● **What is expected**
The answer is to be the data below, written out in full and exactly.

● **Records provided**
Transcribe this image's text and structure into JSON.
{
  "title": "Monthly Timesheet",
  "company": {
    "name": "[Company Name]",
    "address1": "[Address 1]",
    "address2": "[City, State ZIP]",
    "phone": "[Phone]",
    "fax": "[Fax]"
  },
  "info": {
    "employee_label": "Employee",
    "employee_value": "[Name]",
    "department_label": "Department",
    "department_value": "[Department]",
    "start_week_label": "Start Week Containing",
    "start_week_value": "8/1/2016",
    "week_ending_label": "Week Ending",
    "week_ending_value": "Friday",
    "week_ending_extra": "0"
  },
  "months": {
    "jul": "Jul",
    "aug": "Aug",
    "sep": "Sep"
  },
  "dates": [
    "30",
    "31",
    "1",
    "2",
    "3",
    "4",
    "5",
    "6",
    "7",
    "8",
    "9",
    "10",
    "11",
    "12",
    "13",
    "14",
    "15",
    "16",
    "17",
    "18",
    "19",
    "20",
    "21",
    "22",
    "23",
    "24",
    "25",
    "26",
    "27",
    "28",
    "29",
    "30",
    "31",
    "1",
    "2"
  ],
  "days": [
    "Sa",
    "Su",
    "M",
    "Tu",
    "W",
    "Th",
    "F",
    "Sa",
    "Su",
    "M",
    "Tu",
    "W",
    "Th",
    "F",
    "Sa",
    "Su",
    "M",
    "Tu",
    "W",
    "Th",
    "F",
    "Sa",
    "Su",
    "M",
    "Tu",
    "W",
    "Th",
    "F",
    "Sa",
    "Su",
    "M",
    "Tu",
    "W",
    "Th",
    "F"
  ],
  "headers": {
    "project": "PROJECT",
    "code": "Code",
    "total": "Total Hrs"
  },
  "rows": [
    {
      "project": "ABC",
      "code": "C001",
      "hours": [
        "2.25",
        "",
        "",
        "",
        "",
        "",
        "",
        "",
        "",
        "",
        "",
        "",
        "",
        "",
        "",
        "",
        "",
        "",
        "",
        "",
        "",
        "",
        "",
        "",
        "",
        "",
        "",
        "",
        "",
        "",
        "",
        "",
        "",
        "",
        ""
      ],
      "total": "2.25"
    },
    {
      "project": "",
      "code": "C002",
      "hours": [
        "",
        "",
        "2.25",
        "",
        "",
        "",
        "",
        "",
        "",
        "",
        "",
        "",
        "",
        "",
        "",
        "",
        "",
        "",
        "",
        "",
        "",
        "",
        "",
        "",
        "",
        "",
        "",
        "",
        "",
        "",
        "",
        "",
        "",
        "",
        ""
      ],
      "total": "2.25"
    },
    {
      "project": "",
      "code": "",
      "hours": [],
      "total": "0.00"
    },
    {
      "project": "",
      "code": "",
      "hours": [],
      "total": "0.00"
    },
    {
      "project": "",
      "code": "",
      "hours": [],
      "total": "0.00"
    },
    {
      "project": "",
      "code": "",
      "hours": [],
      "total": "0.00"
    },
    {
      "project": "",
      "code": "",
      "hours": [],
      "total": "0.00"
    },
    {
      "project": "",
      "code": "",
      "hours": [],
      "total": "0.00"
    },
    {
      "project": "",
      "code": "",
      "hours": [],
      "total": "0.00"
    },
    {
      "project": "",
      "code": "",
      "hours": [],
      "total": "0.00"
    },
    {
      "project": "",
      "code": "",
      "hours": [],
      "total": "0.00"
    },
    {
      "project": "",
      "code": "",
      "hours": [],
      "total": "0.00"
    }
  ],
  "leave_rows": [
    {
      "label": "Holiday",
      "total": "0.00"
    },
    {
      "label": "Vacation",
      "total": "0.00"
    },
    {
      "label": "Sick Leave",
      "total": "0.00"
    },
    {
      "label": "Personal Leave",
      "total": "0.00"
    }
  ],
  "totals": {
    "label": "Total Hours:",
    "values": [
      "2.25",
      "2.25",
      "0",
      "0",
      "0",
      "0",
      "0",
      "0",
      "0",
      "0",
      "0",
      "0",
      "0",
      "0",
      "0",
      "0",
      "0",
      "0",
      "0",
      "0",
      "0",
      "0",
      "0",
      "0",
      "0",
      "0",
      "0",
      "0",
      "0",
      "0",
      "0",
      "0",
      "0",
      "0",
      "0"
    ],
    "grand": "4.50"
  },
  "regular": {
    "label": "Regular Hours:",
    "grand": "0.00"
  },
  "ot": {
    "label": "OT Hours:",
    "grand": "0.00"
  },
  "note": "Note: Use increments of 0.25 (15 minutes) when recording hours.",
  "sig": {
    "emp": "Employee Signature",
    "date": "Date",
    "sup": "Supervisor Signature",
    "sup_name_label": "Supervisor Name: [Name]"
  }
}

● **Answer to the exercise**
Transcribe this image's text and structure into JSON.
{
  "title": "Monthly Timesheet",
  "company": {
    "name": "[Company Name]",
    "address1": "[Address 1]",
    "address2": "[City, State ZIP]",
    "phone": "[Phone]",
    "fax": "[Fax]"
  },
  "info": {
    "employee_label": "Employee",
    "employee_value": "[Name]",
    "department_label": "Department",
    "department_value": "[Department]",
    "start_week_label": "Start Week Containing",
    "start_week_value": "8/1/2016",
    "week_ending_label": "Week Ending",
    "week_ending_value": "Friday",
    "week_ending_extra": "0"
  },
  "months": {
    "jul": "Jul",
    "aug": "Aug",
    "sep": "Sep"
  },
  "dates": [
    "30",
    "31",
    "1",
    "2",
    "3",
    "4",
    "5",
    "6",
    "7",
    "8",
    "9",
    "10",
    "11",
    "12",
    "13",
    "14",
    "15",
    "16",
    "17",
    "18",
    "19",
    "20",
    "21",
    "22",
    "23",
    "24",
    "25",
    "26",
    "27",
    "28",
    "29",
    "30",
    "31",
    "1",
    "2"
  ],
  "days": [
    "Sa",
    "Su",
    "M",
    "Tu",
    "W",
    "Th",
    "F",
    "Sa",
    "Su",
    "M",
    "Tu",
    "W",
    "Th",
    "F",
    "Sa",
    "Su",
    "M",
    "Tu",
    "W",
    "Th",
    "F",
    "Sa",
    "Su",
    "M",
    "Tu",
    "W",
    "Th",
    "F",
    "Sa",
    "Su",
    "M",
    "Tu",
    "W",
    "Th",
    "F"
  ],
  "headers": {
    "project": "PROJECT",
    "code": "Code",
    "total": "Total Hrs"
  },
  "rows": [
    {
      "project": "ABC",
      "code": "C001",
      "hours": [
        "2.25",
        "",
        "",
        "",
        "",
        "",
        "",
        "",
        "",
        "",
        "",
        "",
        "",
        "",
        "",
        "",
        "",
        "",
        "",
        "",
        "",
        "",
        "",
        "",
        "",
        "",
        "",
        "",
        "",
        "",
        "",
        "",
        "",
        "",
        ""
      ],
      "total": "2.25"
    },
    {
      "project": "",
      "code": "C002",
      "hours": [
        "",
        "",
        "2.25",
        "",
        "",
        "",
        "",
        "",
        "",
        "",
        "",
        "",
        "",
        "",
        "",
        "",
        "",
        "",
        "",
        "",
        "",
        "",
        "",
        "",
        "",
        "",
        "",
        "",
        "",
        "",
        "",
        "",
        "",
        "",
        ""
      ],
      "total": "2.25"
    },
    {
      "project": "",
      "code": "",
      "hours": [],
      "total": "0.00"
    },
    {
      "project": "",
      "code": "",
      "hours": [],
      "total": "0.00"
    },
    {
      "project": "",
      "code": "",
      "hours": [],
      "total": "0.00"
    },
    {
      "project": "",
      "code": "",
      "hours": [],
      "total": "0.00"
    },
    {
      "project": "",
      "code": "",
      "hours": [],
      "total": "0.00"
    },
    {
      "project": "",
      "code": "",
      "hours": [],
      "total": "0.00"
    },
    {
      "project": "",
      "code": "",
      "hours": [],
      "total": "0.00"
    },
    {
      "project": "",
      "code": "",
      "hours": [],
      "total": "0.00"
    },
    {
      "project": "",
      "code": "",
      "hours": [],
      "total": "0.00"
    },
    {
      "project": "",
      "code": "",
      "hours": [],
      "total": "0.00"
    }
  ],
  "leave_rows": [
    {
      "label": "Holiday",
      "total": "0.00"
    },
    {
      "label": "Vacation",
      "total": "0.00"
    },
    {
      "label": "Sick Leave",
      "total": "0.00"
    },
    {
      "label": "Personal Leave",
      "total": "0.00"
    }
  ],
  "totals": {
    "label": "Total Hours:",
    "values": [
      "2.25",
      "2.25",
      "0",
      "0",
      "0",
      "0",
      "0",
      "0",
      "0",
      "0",
      "0",
      "0",
      "0",
      "0",
      "0",
      "0",
      "0",
      "0",
      "0",
      "0",
      "0",
      "0",
      "0",
      "0",
      "0",
      "0",
      "0",
      "0",
      "0",
      "0",
      "0",
      "0",
      "0",
      "0",
      "0"
    ],
    "grand": "4.50"
  },
  "regular": {
    "label": "Regular Hours:",
    "grand": "0.00"
  },
  "ot": {
    "label": "OT Hours:",
    "grand": "0.00"
  },
  "note": "Note: Use increments of 0.25 (15 minutes) when recording hours.",
  "sig": {
    "emp": "Employee Signature",
    "date": "Date",
    "sup": "Supervisor Signature",
    "sup_name_label": "Supervisor Name: [Name]"
  }
}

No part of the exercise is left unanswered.